Also, if you update line 19 to this, then you can just copy/paste into Sonic Pi without needing to change it:

1 Like

Neat! Had tried with a ~ (after doing a mkdir saytext in my user root) and it complained. Replacing rbn with alex worked. This is more robust.

Was experimenting with the macOS TTS a bit, some months ago, for a “project”. Honestly, I hadn’t even thought about scripting it.

I feel there’s an appetite for this type of thing, these days. We have more sophisticated singing voices (like Vocaloid and Emvoice). Yet there’s a bit of nostalgia involved with some of these. And they could be combined.
Something I might like to do is to tweak the pitch contour… possibly in Melodyne. Might even try to harmonize voices, though speaking is so different from singing.

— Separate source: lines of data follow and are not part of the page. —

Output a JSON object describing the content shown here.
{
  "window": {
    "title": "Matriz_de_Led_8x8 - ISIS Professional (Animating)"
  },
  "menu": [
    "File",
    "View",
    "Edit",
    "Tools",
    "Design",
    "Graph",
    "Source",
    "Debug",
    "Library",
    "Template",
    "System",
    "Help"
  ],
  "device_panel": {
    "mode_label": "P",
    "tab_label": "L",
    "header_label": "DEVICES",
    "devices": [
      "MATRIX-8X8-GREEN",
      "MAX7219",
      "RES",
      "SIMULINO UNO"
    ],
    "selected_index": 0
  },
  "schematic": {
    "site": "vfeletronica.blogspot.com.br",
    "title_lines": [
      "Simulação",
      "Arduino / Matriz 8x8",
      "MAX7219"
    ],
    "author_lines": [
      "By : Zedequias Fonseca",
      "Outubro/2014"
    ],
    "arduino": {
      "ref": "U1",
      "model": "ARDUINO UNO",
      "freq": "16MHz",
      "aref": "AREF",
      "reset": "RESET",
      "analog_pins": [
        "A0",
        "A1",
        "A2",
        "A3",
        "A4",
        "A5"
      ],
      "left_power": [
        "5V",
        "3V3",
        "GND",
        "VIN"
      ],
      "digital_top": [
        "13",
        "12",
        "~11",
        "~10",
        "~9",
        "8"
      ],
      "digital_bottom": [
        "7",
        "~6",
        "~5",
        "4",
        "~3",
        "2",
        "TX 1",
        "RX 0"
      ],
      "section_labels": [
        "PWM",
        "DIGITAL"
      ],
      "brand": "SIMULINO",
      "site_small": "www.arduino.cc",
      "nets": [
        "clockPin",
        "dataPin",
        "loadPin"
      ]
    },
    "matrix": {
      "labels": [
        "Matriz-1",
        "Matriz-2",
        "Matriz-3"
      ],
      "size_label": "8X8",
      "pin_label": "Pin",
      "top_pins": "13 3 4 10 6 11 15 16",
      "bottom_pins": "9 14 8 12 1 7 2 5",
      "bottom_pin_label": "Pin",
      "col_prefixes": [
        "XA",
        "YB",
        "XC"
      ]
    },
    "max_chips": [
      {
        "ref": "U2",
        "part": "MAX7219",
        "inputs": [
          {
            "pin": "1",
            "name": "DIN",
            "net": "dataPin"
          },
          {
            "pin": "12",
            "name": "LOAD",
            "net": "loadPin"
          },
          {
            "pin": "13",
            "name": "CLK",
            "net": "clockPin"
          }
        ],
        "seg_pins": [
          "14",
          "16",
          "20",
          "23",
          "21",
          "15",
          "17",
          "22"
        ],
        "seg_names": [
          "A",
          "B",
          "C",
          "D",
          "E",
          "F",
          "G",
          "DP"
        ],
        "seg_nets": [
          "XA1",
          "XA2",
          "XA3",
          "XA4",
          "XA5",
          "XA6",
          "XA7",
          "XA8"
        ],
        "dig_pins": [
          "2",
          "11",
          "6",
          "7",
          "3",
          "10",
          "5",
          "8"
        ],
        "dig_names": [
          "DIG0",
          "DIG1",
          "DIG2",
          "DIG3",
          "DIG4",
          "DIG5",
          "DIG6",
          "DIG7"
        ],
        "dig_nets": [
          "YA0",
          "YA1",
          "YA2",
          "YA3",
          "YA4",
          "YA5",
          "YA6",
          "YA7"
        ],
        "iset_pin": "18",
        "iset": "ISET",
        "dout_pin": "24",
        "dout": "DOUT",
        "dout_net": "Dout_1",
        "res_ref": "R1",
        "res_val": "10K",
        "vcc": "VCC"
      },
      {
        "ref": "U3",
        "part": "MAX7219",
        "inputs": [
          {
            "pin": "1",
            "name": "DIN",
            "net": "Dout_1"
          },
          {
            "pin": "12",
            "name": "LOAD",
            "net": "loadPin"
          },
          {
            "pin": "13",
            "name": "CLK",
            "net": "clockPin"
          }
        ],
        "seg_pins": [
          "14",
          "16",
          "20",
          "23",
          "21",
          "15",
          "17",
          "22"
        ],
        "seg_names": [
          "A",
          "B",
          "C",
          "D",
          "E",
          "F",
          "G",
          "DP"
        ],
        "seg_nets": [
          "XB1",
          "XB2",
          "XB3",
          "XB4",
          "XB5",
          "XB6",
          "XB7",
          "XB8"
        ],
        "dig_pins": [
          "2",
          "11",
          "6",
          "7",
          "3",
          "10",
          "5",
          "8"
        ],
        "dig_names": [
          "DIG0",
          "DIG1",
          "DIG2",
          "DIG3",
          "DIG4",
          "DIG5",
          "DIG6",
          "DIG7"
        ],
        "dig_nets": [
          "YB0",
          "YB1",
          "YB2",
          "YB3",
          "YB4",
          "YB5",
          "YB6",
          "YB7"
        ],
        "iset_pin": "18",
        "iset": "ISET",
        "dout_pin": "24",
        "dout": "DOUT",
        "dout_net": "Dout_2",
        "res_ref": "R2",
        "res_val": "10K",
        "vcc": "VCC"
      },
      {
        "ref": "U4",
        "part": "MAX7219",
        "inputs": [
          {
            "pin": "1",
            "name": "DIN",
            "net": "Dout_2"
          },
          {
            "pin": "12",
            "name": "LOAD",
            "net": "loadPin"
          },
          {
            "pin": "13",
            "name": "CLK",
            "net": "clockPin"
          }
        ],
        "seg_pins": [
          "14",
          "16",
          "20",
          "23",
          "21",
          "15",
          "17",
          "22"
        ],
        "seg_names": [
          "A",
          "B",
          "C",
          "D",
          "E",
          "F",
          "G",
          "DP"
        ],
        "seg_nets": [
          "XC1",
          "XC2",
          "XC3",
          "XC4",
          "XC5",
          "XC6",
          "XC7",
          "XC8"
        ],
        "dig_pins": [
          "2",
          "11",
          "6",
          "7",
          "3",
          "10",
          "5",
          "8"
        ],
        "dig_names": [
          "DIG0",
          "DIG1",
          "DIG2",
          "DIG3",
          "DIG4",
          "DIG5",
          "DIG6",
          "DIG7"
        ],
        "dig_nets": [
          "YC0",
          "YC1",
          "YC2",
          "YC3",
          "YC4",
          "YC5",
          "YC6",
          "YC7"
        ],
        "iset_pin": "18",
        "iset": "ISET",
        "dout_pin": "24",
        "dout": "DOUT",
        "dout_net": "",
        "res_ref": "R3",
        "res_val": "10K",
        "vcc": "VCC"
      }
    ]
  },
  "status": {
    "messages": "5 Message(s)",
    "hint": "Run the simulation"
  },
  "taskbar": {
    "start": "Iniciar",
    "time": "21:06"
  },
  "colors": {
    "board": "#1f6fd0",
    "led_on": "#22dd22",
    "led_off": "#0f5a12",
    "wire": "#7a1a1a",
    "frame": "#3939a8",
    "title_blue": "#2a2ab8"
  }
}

(It also brings back some memories from my first job after graduating with a degree in anthropology: speech lab assistant in Switzerland working on a speech synthesis project linked to British Telecom. Basically, I was segmenting speech signals in Signalyze, a piece of commercial research software developed by the lab director. Since then, Praat has been the favourite option for a lot of people. It does do speech synthesis and the type of analysis it does can work really well for music, I found during my own research in ethnomusicology.)

(Our lab was also doing formant synthesis, which everybody else had tried and abandoned. AFAICT, all current TTS systems in actual use rely on some form of “diphonic synthesis”, based on samples.)

Thanks a lot for that!
And… wait! It does speech contour??

Noice! Will definitely need to experiment.